Psychologist Ratih Ibrahim offers advice on staying sane in the modern workplace.
Know your limits
It's always good to stretch and see how far you can go beyond your regular duties and responsibilities at work, but remember to keep your efforts within reasonable limits. Knowing your strengths and weaknesses is pivotal in any workplace, especially when there's a bully watching from a distance and waiting to pounce on you the first chance they get.
Keep it real
Maintain a balance between work and play. Keeping things real at work is one way to keep you grounded regardless of the workload you have or the stress it's causing you. It doesn't mean you have to take a skeptical view of your office environment or, even worse, become apathetic. It means you have to create an internal harmony within yourself that allows you to see your personal and professional self as one entity.
Row your own boat
Many renowned leaders will attest to the fact that leading others is an impossible job; but it's far more impossible to lead yourself. Acquiring the right sense of self-leadership is an important milestone in self-development, because it means we're able to exercise control over our desires, wants and impulses. Once we've acquired this ability, concentrating on the work at hand becomes easy, as does performing passionately and efficiently.
A pat on the back

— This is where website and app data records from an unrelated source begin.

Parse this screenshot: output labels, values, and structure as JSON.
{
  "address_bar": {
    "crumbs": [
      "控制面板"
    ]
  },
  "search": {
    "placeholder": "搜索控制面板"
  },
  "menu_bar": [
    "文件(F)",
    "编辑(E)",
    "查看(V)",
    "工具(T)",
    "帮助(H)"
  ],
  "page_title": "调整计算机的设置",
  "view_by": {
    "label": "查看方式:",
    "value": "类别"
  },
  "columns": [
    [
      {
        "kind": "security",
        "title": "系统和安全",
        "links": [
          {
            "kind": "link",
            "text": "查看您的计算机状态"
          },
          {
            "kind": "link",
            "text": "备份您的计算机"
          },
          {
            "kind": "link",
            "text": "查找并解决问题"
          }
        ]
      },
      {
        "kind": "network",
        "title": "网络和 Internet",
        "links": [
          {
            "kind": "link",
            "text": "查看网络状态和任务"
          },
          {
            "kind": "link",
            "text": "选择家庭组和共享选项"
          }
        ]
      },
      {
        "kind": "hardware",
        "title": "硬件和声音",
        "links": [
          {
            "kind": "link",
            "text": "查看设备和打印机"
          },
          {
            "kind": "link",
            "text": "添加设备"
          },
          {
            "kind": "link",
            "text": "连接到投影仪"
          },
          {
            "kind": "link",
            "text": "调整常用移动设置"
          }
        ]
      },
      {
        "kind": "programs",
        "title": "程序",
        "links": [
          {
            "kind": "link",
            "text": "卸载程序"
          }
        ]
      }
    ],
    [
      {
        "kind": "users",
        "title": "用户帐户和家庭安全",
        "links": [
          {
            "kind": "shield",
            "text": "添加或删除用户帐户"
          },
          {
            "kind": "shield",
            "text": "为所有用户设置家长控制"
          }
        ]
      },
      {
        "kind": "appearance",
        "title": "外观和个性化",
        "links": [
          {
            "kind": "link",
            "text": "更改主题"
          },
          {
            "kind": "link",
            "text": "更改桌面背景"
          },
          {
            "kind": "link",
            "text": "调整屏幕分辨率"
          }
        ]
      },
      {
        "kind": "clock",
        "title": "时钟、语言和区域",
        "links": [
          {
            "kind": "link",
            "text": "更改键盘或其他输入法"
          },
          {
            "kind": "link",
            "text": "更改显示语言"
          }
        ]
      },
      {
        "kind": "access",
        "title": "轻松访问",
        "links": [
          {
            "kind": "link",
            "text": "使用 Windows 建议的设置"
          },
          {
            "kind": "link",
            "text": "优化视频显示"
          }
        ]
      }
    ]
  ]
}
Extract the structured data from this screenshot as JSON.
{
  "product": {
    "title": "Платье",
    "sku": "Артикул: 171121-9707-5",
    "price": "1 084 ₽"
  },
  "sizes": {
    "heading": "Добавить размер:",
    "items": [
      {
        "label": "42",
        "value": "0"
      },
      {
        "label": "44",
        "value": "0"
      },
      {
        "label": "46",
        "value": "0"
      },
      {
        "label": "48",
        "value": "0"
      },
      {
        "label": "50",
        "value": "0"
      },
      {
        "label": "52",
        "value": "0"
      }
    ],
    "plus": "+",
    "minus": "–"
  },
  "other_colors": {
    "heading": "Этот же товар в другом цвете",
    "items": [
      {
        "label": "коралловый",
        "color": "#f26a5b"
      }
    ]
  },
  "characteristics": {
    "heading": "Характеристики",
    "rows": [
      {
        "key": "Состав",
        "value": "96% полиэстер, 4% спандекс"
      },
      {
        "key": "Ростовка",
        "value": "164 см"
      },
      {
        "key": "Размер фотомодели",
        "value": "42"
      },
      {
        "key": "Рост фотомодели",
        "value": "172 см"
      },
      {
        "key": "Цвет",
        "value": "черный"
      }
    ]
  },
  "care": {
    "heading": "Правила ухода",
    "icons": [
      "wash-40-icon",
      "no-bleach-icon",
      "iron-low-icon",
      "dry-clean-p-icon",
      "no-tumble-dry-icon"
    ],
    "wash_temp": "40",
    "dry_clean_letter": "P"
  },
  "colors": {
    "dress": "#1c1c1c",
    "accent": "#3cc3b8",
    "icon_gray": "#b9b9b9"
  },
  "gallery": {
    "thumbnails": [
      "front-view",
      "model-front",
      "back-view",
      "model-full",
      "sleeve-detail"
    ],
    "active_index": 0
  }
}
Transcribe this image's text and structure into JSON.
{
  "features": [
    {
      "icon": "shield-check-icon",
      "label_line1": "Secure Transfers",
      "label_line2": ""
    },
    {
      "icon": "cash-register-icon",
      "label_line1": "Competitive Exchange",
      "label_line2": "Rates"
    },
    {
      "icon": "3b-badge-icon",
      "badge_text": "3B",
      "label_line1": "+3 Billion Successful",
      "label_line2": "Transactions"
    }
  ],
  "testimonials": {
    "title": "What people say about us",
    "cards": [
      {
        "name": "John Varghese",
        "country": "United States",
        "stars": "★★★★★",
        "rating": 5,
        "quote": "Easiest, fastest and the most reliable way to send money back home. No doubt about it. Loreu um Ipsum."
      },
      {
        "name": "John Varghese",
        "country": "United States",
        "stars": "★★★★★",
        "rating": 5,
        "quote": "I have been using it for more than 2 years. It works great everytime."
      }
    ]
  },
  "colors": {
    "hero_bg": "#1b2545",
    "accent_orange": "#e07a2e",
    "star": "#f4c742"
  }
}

Self-respect is not the same as narcissism. And giving yourself a pat on the back every once in a while doesn't always translate into vanity. It's important for you to recognize your own value, rather than try to suppress it to be more like others. Having self-respect means knowing when to give others the benefit of the doubt, and give yourself some much-deserved credit. Bullies love it when their victims can't tell the difference between self-respect and vanity ' that's why they always flaunt their strengths in your face.